Nearly two years after the single was released, Megan Thee Stallion and Big Sean have been sued for their collaboration Go Crazy.
Megan, Sean, Universal Music, and 1501 Certified Entertainment are the subject of a copyright infringement lawsuit filed by artists Duawn Payne and Harrell James. The plaintiff is seeking unspecified damages.
Meg Thee Stallion and Big Sean, better known as H Matic and Go Hard Major, have claimed that their original song, Krazy, was ripped off by the Detroit duo in 2012. They claim that Sean, a native of the Midwestern city, must have heard it played around the city in various clubs and copied it for Go Crazy.
The sale of tens of thousands of physical copies of CDs featuring the Copyrighted Work on the streets of West Detroit and the parking lots of hip hop clubs in West Detroit frequented by [Big Sean] provide further access to the Copyrighted Work to Defendants, as well as the H Matic and Go Hard Majors lawsuit.

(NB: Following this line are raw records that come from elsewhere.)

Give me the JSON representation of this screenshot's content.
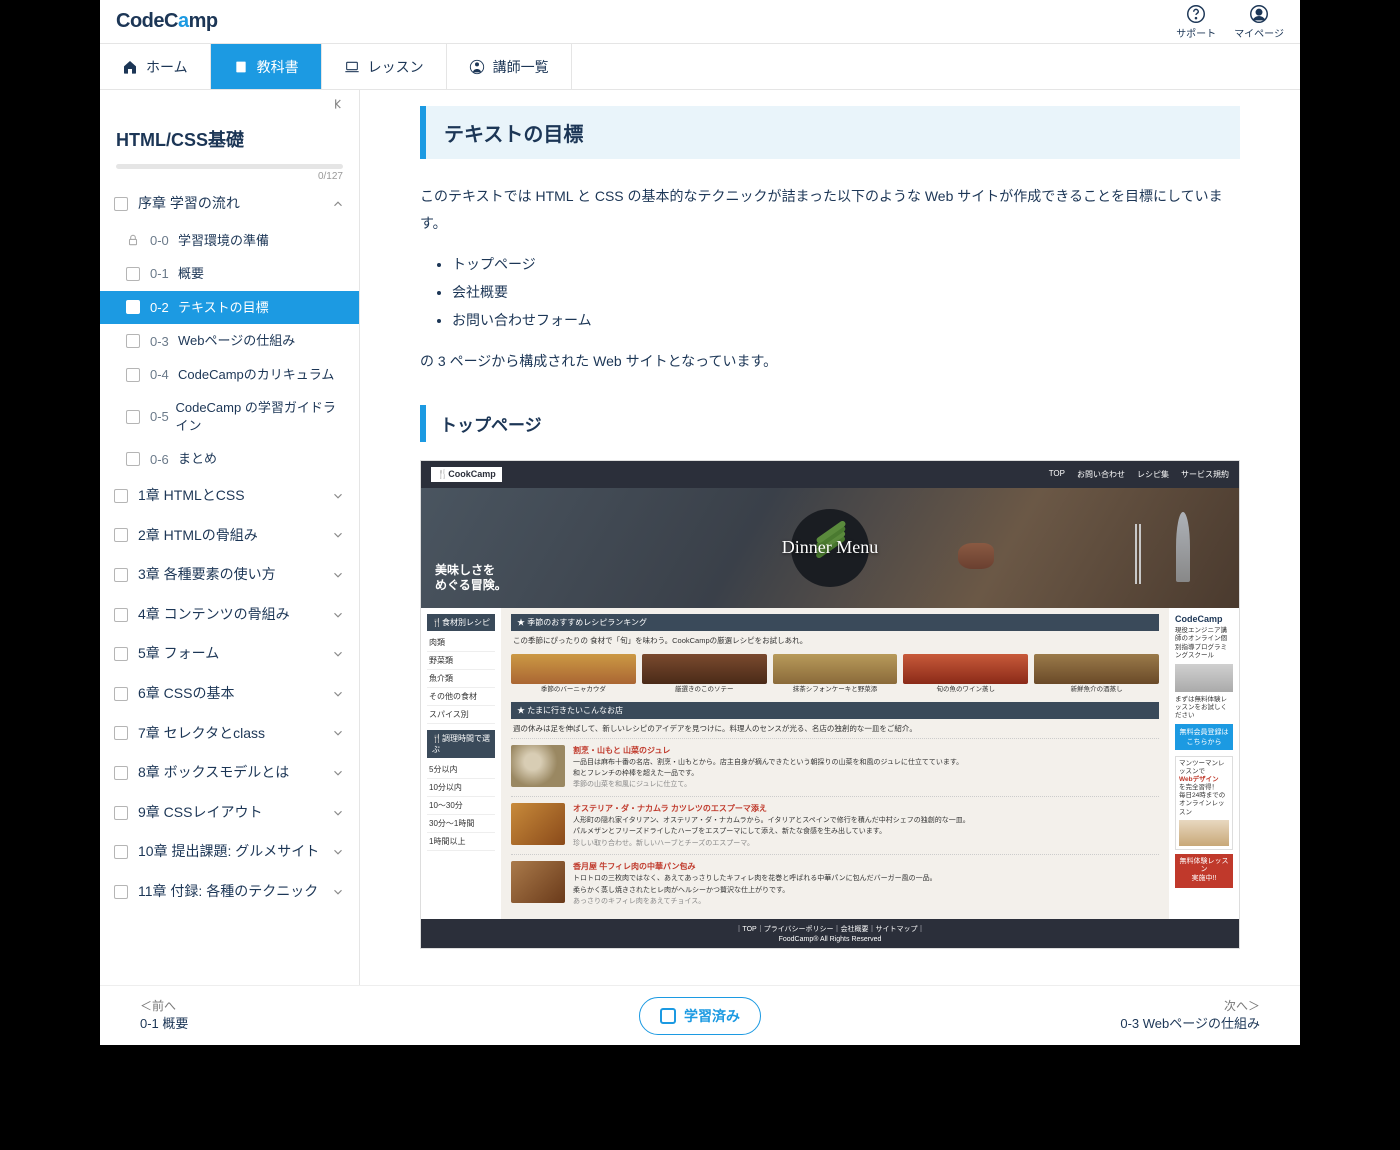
{
  "brand": {
    "name_pre": "CodeC",
    "name_accent": "a",
    "name_post": "mp"
  },
  "header_items": [
    {
      "label": "サポート"
    },
    {
      "label": "マイページ"
    }
  ],
  "nav": [
    {
      "label": "ホーム"
    },
    {
      "label": "教科書"
    },
    {
      "label": "レッスン"
    },
    {
      "label": "講師一覧"
    }
  ],
  "course_title": "HTML/CSS基礎",
  "progress": "0/127",
  "chapters": [
    {
      "title": "序章 学習の流れ",
      "expanded": true,
      "lessons": [
        {
          "num": "0-0",
          "title": "学習環境の準備",
          "locked": true
        },
        {
          "num": "0-1",
          "title": "概要"
        },
        {
          "num": "0-2",
          "title": "テキストの目標",
          "active": true
        },
        {
          "num": "0-3",
          "title": "Webページの仕組み"
        },
        {
          "num": "0-4",
          "title": "CodeCampのカリキュラム"
        },
        {
          "num": "0-5",
          "title": "CodeCamp の学習ガイドライン"
        },
        {
          "num": "0-6",
          "title": "まとめ"
        }
      ]
    },
    {
      "title": "1章 HTMLとCSS"
    },
    {
      "title": "2章 HTMLの骨組み"
    },
    {
      "title": "3章 各種要素の使い方"
    },
    {
      "title": "4章 コンテンツの骨組み"
    },
    {
      "title": "5章 フォーム"
    },
    {
      "title": "6章 CSSの基本"
    },
    {
      "title": "7章 セレクタとclass"
    },
    {
      "title": "8章 ボックスモデルとは"
    },
    {
      "title": "9章 CSSレイアウト"
    },
    {
      "title": "10章 提出課題: グルメサイト"
    },
    {
      "title": "11章 付録: 各種のテクニック"
    }
  ],
  "page": {
    "title": "テキストの目標",
    "intro": "このテキストでは HTML と CSS の基本的なテクニックが詰まった以下のような Web サイトが作成できることを目標にしています。",
    "bullets": [
      "トップページ",
      "会社概要",
      "お問い合わせフォーム"
    ],
    "outro": "の 3 ページから構成された Web サイトとなっています。",
    "sub": "トップページ"
  },
  "mock": {
    "logo": "🍴CookCamp",
    "nav": [
      "TOP",
      "お問い合わせ",
      "レシピ集",
      "サービス規約"
    ],
    "hero_menu": "Dinner Menu",
    "hero_tag1": "美味しさを",
    "hero_tag2": "めぐる冒険。",
    "side1_head": "🍴食材別レシピ",
    "side1_items": [
      "肉類",
      "野菜類",
      "魚介類",
      "その他の食材",
      "スパイス別"
    ],
    "side2_head": "🍴調理時間で選ぶ",
    "side2_items": [
      "5分以内",
      "10分以内",
      "10～30分",
      "30分～1時間",
      "1時間以上"
    ],
    "sec1_head": "★ 季節のおすすめレシピランキング",
    "sec1_desc": "この季節にぴったりの 食材で「旬」を味わう。CookCampの厳選レシピをお試しあれ。",
    "thumbs": [
      {
        "cap": "季節のバーニャカウダ"
      },
      {
        "cap": "厳選きのこのソテー"
      },
      {
        "cap": "抹茶シフォンケーキと野菜添"
      },
      {
        "cap": "旬の魚のワイン蒸し"
      },
      {
        "cap": "新鮮魚介の酒蒸し"
      }
    ],
    "sec2_head": "★ たまに行きたいこんなお店",
    "sec2_desc": "週の休みは足を伸ばして、新しいレシピのアイデアを見つけに。料理人のセンスが光る、名店の独創的な一皿をご紹介。",
    "articles": [
      {
        "title": "割烹・山もと 山菜のジュレ",
        "desc": "一品目は麻布十番の名店、割烹・山もとから。店主自身が摘んできたという朝採りの山菜を和風のジュレに仕立てています。",
        "desc2": "和とフレンチの枠棒を超えた一品です。",
        "cap": "季節の山菜を和風にジュレに仕立て。"
      },
      {
        "title": "オステリア・ダ・ナカムラ カツレツのエスプーマ添え",
        "desc": "人形町の隠れ家イタリアン、オステリア・ダ・ナカムラから。イタリアとスペインで修行を積んだ中村シェフの独創的な一皿。",
        "desc2": "パルメザンとフリーズドライしたハーブをエスプーマにして添え、新たな食感を生み出しています。",
        "cap": "珍しい取り合わせ。新しいハーブとチーズのエスプーマ。"
      },
      {
        "title": "香月屋 牛フィレ肉の中華パン包み",
        "desc": "トロトロの三枚肉ではなく、あえてあっさりしたキフィレ肉を花巻と呼ばれる中華パンに包んだバーガー風の一品。",
        "desc2": "柔らかく蒸し焼きされたヒレ肉がヘルシーかつ贅沢な仕上がりです。",
        "cap": "あっさりのキフィレ肉をあえてチョイス。"
      }
    ],
    "right": {
      "logo": "CodeCamp",
      "txt": "現役エンジニア講師のオンライン個別指導プログラミングスクール",
      "note": "まずは無料体験レッスンをお試しください",
      "btn": "無料会員登録はこちらから",
      "ad1": "マンツーマンレッスンで",
      "ad1_hl": "Webデザイン",
      "ad1b": "を完全習得！",
      "ad1c": "毎日24時までのオンラインレッスン",
      "ad2a": "無料体験レッスン",
      "ad2b": "実施中!!"
    },
    "footer_links": "｜TOP｜プライバシーポリシー｜会社概要｜サイトマップ｜",
    "footer_copy": "FoodCamp® All Rights Reserved"
  },
  "footnav": {
    "prev_hint": "＜前へ",
    "prev": "0-1 概要",
    "done": "学習済み",
    "next_hint": "次へ＞",
    "next": "0-3 Webページの仕組み"
  }
}
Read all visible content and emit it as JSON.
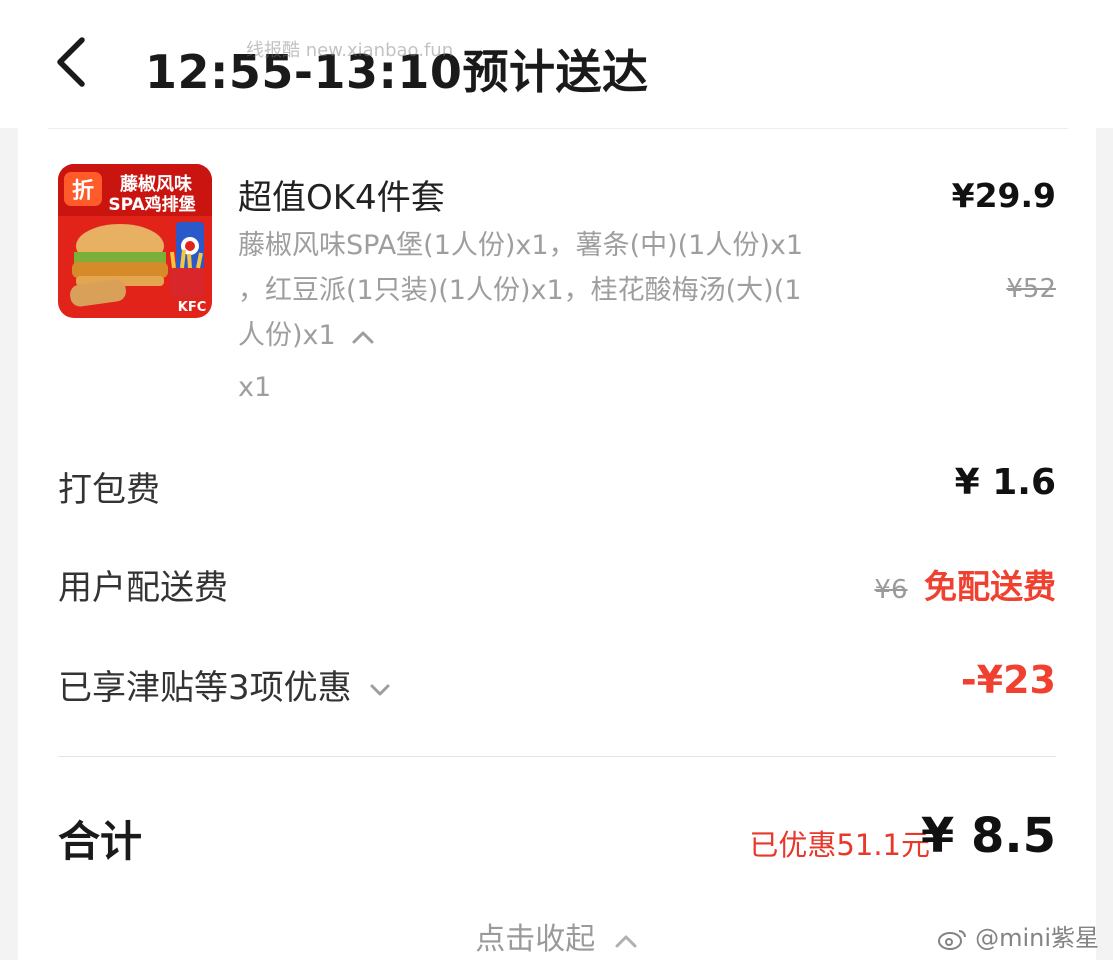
{
  "header": {
    "title": "12:55-13:10预计送达",
    "watermark": "线报酷  new.xianbao.fun"
  },
  "item": {
    "name": "超值OK4件套",
    "price": "¥29.9",
    "original_price": "¥52",
    "desc_lines": [
      "藤椒风味SPA堡(1人份)x1，薯条(中)(1人份)x1",
      "，红豆派(1只装)(1人份)x1，桂花酸梅汤(大)(1",
      "人份)x1"
    ],
    "quantity": "x1",
    "thumbnail": {
      "badge": "折",
      "caption_line1": "藤椒风味",
      "caption_line2": "SPA鸡排堡",
      "brand": "KFC"
    }
  },
  "fees": {
    "packing_label": "打包费",
    "packing_value": "¥ 1.6",
    "delivery_label": "用户配送费",
    "delivery_original": "¥6",
    "delivery_value": "免配送费",
    "discount_label": "已享津贴等3项优惠",
    "discount_value": "-¥23"
  },
  "total": {
    "label": "合计",
    "saved": "已优惠51.1元",
    "value": "¥ 8.5"
  },
  "collapse_label": "点击收起",
  "credit": "@mini紫星",
  "colors": {
    "accent_red": "#f0402f",
    "muted_text": "#9e9e9e",
    "background": "#f3f3f3"
  }
}
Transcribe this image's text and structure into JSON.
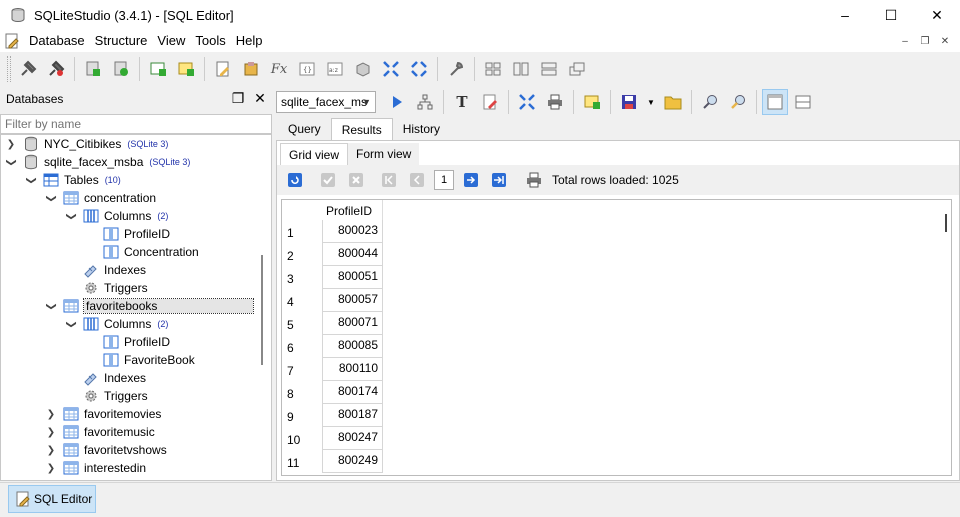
{
  "window": {
    "title": "SQLiteStudio (3.4.1) - [SQL Editor]",
    "minimize": "–",
    "maximize": "☐",
    "close": "✕"
  },
  "menu": {
    "items": [
      "Database",
      "Structure",
      "View",
      "Tools",
      "Help"
    ]
  },
  "databases_panel": {
    "title": "Databases",
    "filter_placeholder": "Filter by name",
    "tree": [
      {
        "label": "NYC_Citibikes",
        "badge": "(SQLite 3)"
      },
      {
        "label": "sqlite_facex_msba",
        "badge": "(SQLite 3)"
      },
      {
        "label": "Tables",
        "badge": "(10)"
      },
      {
        "label": "concentration",
        "badge": ""
      },
      {
        "label": "Columns",
        "badge": "(2)"
      },
      {
        "label": "ProfileID",
        "badge": ""
      },
      {
        "label": "Concentration",
        "badge": ""
      },
      {
        "label": "Indexes",
        "badge": ""
      },
      {
        "label": "Triggers",
        "badge": ""
      },
      {
        "label": "favoritebooks",
        "badge": ""
      },
      {
        "label": "Columns",
        "badge": "(2)"
      },
      {
        "label": "ProfileID",
        "badge": ""
      },
      {
        "label": "FavoriteBook",
        "badge": ""
      },
      {
        "label": "Indexes",
        "badge": ""
      },
      {
        "label": "Triggers",
        "badge": ""
      },
      {
        "label": "favoritemovies",
        "badge": ""
      },
      {
        "label": "favoritemusic",
        "badge": ""
      },
      {
        "label": "favoritetvshows",
        "badge": ""
      },
      {
        "label": "interestedin",
        "badge": ""
      }
    ]
  },
  "editor": {
    "db_select": "sqlite_facex_ms",
    "tabs": [
      "Query",
      "Results",
      "History"
    ],
    "subtabs": [
      "Grid view",
      "Form view"
    ],
    "page": "1",
    "total_rows": "Total rows loaded: 1025",
    "grid": {
      "column": "ProfileID",
      "rows": [
        {
          "n": "1",
          "v": "800023"
        },
        {
          "n": "2",
          "v": "800044"
        },
        {
          "n": "3",
          "v": "800051"
        },
        {
          "n": "4",
          "v": "800057"
        },
        {
          "n": "5",
          "v": "800071"
        },
        {
          "n": "6",
          "v": "800085"
        },
        {
          "n": "7",
          "v": "800110"
        },
        {
          "n": "8",
          "v": "800174"
        },
        {
          "n": "9",
          "v": "800187"
        },
        {
          "n": "10",
          "v": "800247"
        },
        {
          "n": "11",
          "v": "800249"
        }
      ]
    }
  },
  "taskbar": {
    "sql_editor_label": "SQL Editor"
  },
  "colors": {
    "accent_blue": "#2b6cd4",
    "selection": "#cce4f7",
    "badge_blue": "#2233aa"
  }
}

Megan Thee Stallion, according to Payne and James, ripped off their vocal piece and composed an identical chorus that mimics the lyrical delivery of the tracks.
The Copyrighted Work is a unique form of authorship and is unique because to its catchy chorusor hook, according to the lawsuit.
Go Crazy, a song by the duo that includes 2 Chainz and appears on Megan Thee Stallions Good News, sold 100,500 copies in its first week, and eventually became a certified Platinum song by the RIAA.
In March 2022, Payne and James issued a cease-and-desist order to Megan Thee Stallion and Big Sean. However, Meg and Big Sean, according to the two artists, have allegedly ignored them with willful and reckless disregard for their case.
Did the musicians violate the duo's copyright? Listen to both songs below and make an educated decision.